----- MATERIALS PROVIDED
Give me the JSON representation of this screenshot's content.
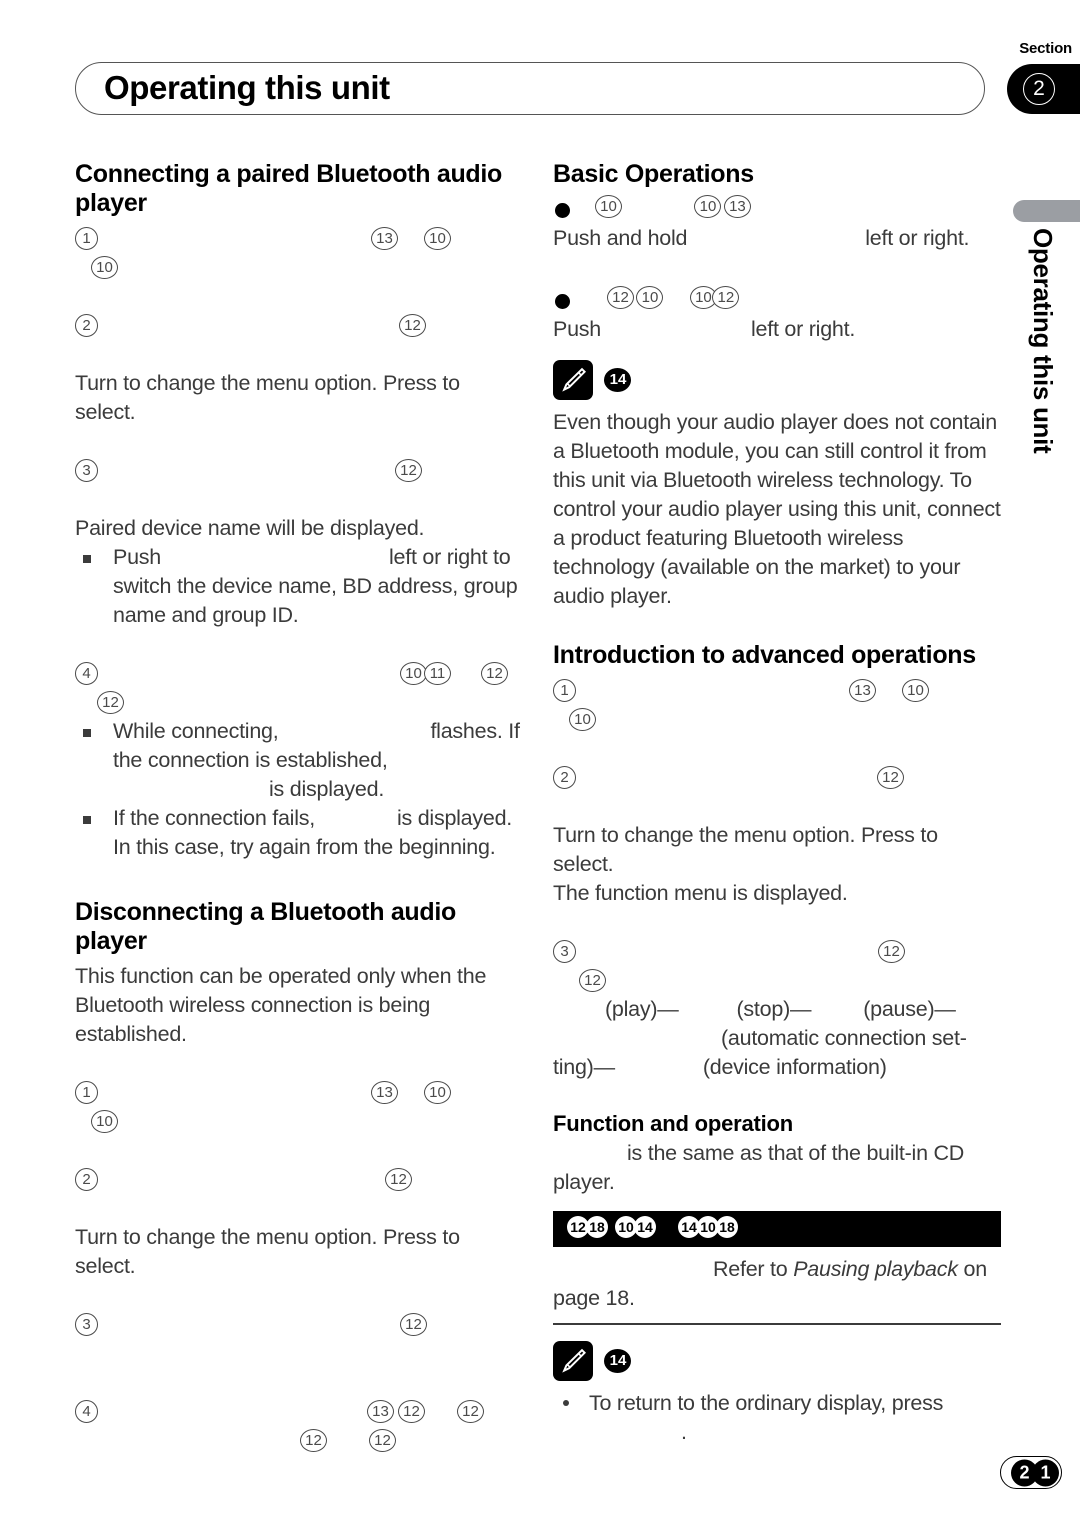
{
  "header": {
    "title": "Operating this unit",
    "section_label": "Section",
    "section_number": "2",
    "side_tab_text": "Operating this unit"
  },
  "footer": {
    "page_digits": [
      "2",
      "1"
    ]
  },
  "left_column": {
    "heading_1": "Connecting a paired Bluetooth audio player",
    "steps_1": [
      {
        "index": "1",
        "markers": [
          "13",
          "10"
        ],
        "markers_second_line": [
          "10"
        ]
      },
      {
        "index": "2",
        "markers": [
          "12"
        ],
        "body": "Turn to change the menu option. Press to select."
      },
      {
        "index": "3",
        "markers": [
          "12"
        ],
        "body": "Paired device name will be displayed."
      }
    ],
    "bullets_1": [
      {
        "pre": "Push",
        "post": "left or right to switch the device name, BD address, group name and group ID."
      }
    ],
    "step_4": {
      "index": "4",
      "markers": [
        "10",
        "11",
        "12"
      ],
      "markers_second_line": [
        "12"
      ]
    },
    "bullets_2": [
      {
        "pre": "While connecting,",
        "mid": "flashes. If the connection is established,",
        "post": "is displayed."
      },
      {
        "pre": "If the connection fails,",
        "post": "is displayed. In this case, try again from the beginning."
      }
    ],
    "heading_2": "Disconnecting a Bluetooth audio player",
    "intro_2": "This function can be operated only when the Bluetooth wireless connection is being established.",
    "steps_2": [
      {
        "index": "1",
        "markers": [
          "13",
          "10"
        ],
        "markers_second_line": [
          "10"
        ]
      },
      {
        "index": "2",
        "markers": [
          "12"
        ],
        "body": "Turn to change the menu option. Press to select."
      },
      {
        "index": "3",
        "markers": [
          "12"
        ]
      },
      {
        "index": "4",
        "markers": [
          "13",
          "12",
          "12"
        ],
        "markers_second_line": [
          "12",
          "12"
        ]
      }
    ]
  },
  "right_column": {
    "heading_basic": "Basic Operations",
    "basic_bullets": [
      {
        "markers": [
          "10",
          "10",
          "13"
        ],
        "text_pre": "Push and hold",
        "text_post": "left or right."
      },
      {
        "markers": [
          "12",
          "10",
          "10",
          "12"
        ],
        "text_pre": "Push",
        "text_post": "left or right."
      }
    ],
    "note_1": {
      "badge": "14",
      "text": "Even though your audio player does not contain a Bluetooth module, you can still control it from this unit via Bluetooth wireless technology. To control your audio player using this unit, connect a product featuring Bluetooth wireless technology (available on the market) to your audio player."
    },
    "heading_intro": "Introduction to advanced operations",
    "intro_steps": [
      {
        "index": "1",
        "markers": [
          "13",
          "10"
        ],
        "markers_second_line": [
          "10"
        ]
      },
      {
        "index": "2",
        "markers": [
          "12"
        ],
        "body_1": "Turn to change the menu option. Press to select.",
        "body_2": "The function menu is displayed."
      },
      {
        "index": "3",
        "markers": [
          "12"
        ],
        "markers_second_line": [
          "12"
        ]
      }
    ],
    "menu_items_line_1": "(play)—",
    "menu_items_line_1b": "(stop)—",
    "menu_items_line_1c": "(pause)—",
    "menu_items_line_2": "(automatic connection set-",
    "menu_items_line_3a": "ting)—",
    "menu_items_line_3b": "(device information)",
    "heading_function": "Function and operation",
    "function_text_post": "is the same as that of the built-in CD player.",
    "black_bar_markers_group_1": [
      "12",
      "18",
      "10",
      "14"
    ],
    "black_bar_markers_group_2": [
      "14",
      "10",
      "18"
    ],
    "refer_prefix": "Refer to",
    "refer_italic": "Pausing playback",
    "refer_suffix": "on page 18.",
    "note_2": {
      "badge": "14",
      "bullet": "To return to the ordinary display, press"
    }
  }
}
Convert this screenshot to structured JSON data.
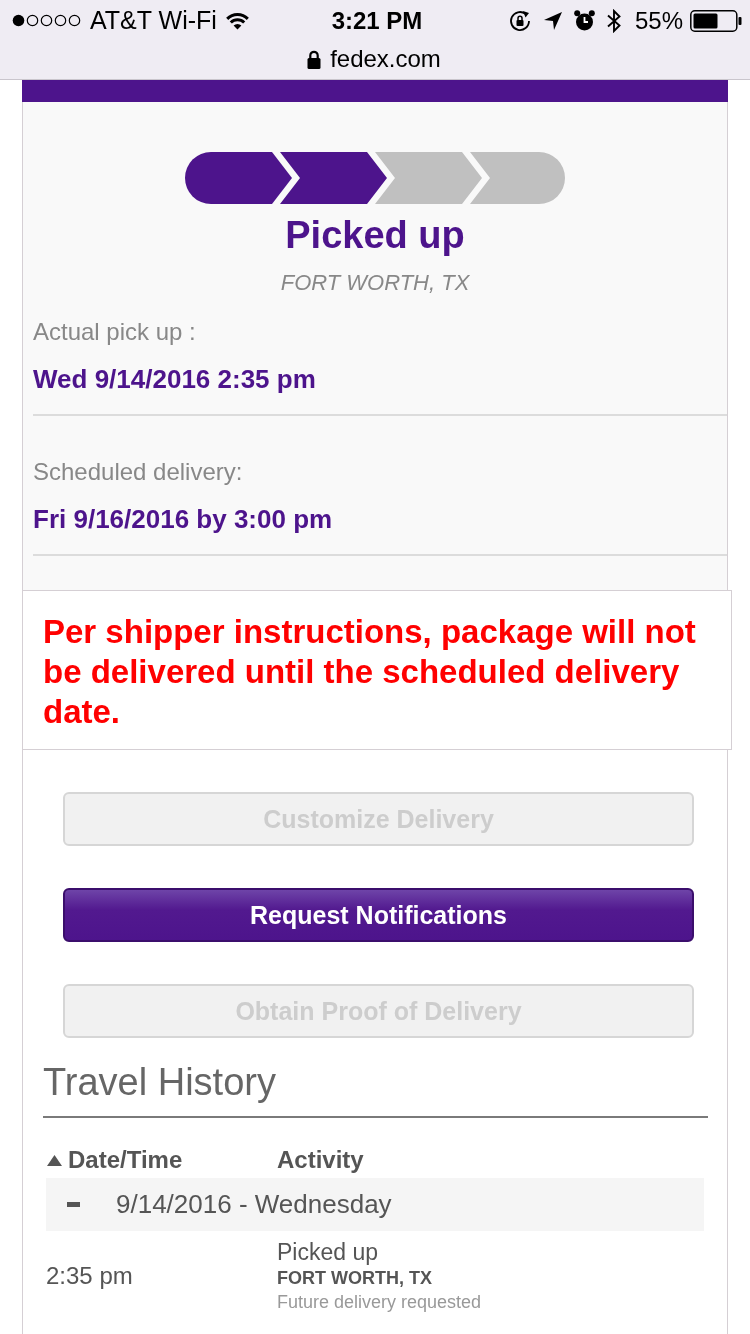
{
  "browser_status_bar": {
    "carrier": "AT&T Wi-Fi",
    "time": "3:21 PM",
    "battery": "55%"
  },
  "address_bar": {
    "url": "fedex.com"
  },
  "shipment": {
    "progress_steps": [
      {
        "completed": true
      },
      {
        "completed": true
      },
      {
        "completed": false
      },
      {
        "completed": false
      }
    ],
    "status": "Picked up",
    "location": "FORT WORTH, TX",
    "dates": [
      {
        "label": "Actual pick up :",
        "value": "Wed 9/14/2016 2:35 pm"
      },
      {
        "label": "Scheduled delivery:",
        "value": "Fri 9/16/2016 by 3:00 pm"
      }
    ]
  },
  "notice": {
    "text": "Per shipper instructions, package will not be delivered until the scheduled delivery date."
  },
  "actions": [
    {
      "label": "Customize Delivery",
      "disabled": true
    },
    {
      "label": "Request Notifications",
      "disabled": false
    },
    {
      "label": "Obtain Proof of Delivery",
      "disabled": true
    }
  ],
  "travel_history": {
    "title": "Travel History",
    "columns": [
      {
        "label": "Date/Time",
        "sorted": true
      },
      {
        "label": "Activity",
        "sorted": false
      }
    ],
    "groups": [
      {
        "date": "9/14/2016 - Wednesday",
        "expanded": true,
        "events": [
          {
            "time": "2:35 pm",
            "activity": "Picked up",
            "location": "FORT WORTH, TX",
            "note": "Future delivery requested"
          }
        ]
      }
    ]
  }
}
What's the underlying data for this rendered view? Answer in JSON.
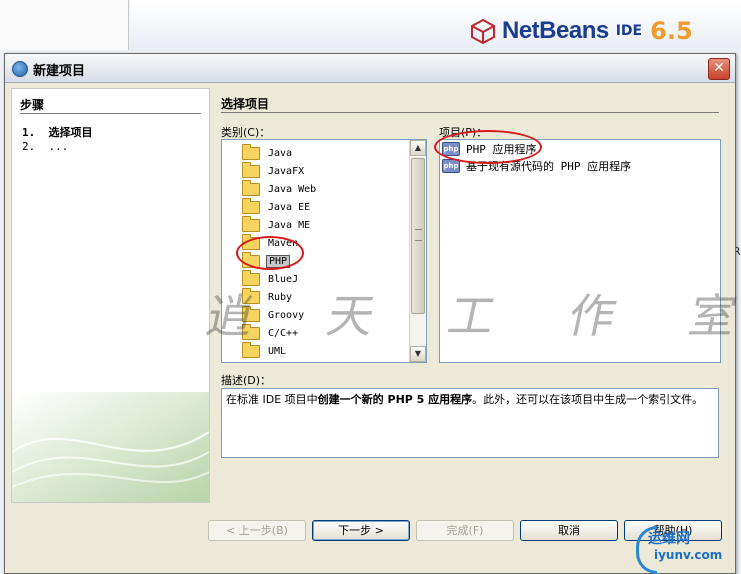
{
  "background": {
    "logo_text": "NetBeans",
    "logo_ide": "IDE",
    "logo_version": "6.5",
    "right_edge_letter": "R"
  },
  "dialog": {
    "title": "新建项目",
    "close_glyph": "✕"
  },
  "steps_panel": {
    "heading": "步骤",
    "items": [
      {
        "text": "1.  选择项目",
        "current": true
      },
      {
        "text": "2.  ...",
        "current": false
      }
    ]
  },
  "main": {
    "heading": "选择项目",
    "categories_label": "类别(C)：",
    "projects_label": "项目(P)：",
    "categories": [
      {
        "label": "Java",
        "selected": false
      },
      {
        "label": "JavaFX",
        "selected": false
      },
      {
        "label": "Java Web",
        "selected": false
      },
      {
        "label": "Java EE",
        "selected": false
      },
      {
        "label": "Java ME",
        "selected": false
      },
      {
        "label": "Maven",
        "selected": false
      },
      {
        "label": "PHP",
        "selected": true
      },
      {
        "label": "BlueJ",
        "selected": false
      },
      {
        "label": "Ruby",
        "selected": false
      },
      {
        "label": "Groovy",
        "selected": false
      },
      {
        "label": "C/C++",
        "selected": false
      },
      {
        "label": "UML",
        "selected": false
      }
    ],
    "projects": [
      {
        "label": "PHP 应用程序",
        "icon": "php-icon"
      },
      {
        "label": "基于现有源代码的 PHP 应用程序",
        "icon": "php-icon"
      }
    ],
    "description_label": "描述(D)：",
    "description_part1": "在标准 IDE 项目中",
    "description_bold": "创建一个新的 PHP 5 应用程序",
    "description_part2": "。此外，还可以在该项目中生成一个索引文件。"
  },
  "buttons": {
    "back": "< 上一步(B)",
    "next": "下一步 >",
    "finish": "完成(F)",
    "cancel": "取消",
    "help": "帮助(H)"
  },
  "watermark": {
    "text": "逍 天 工 作 室",
    "corner_line1": "运维网",
    "corner_line2": "iyunv.com"
  },
  "colors": {
    "accent_blue": "#1a3d8f",
    "logo_orange": "#f29a2e",
    "annotation_red": "#d81a1a"
  }
}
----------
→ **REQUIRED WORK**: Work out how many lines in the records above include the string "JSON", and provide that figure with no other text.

→ **REPLY**: 3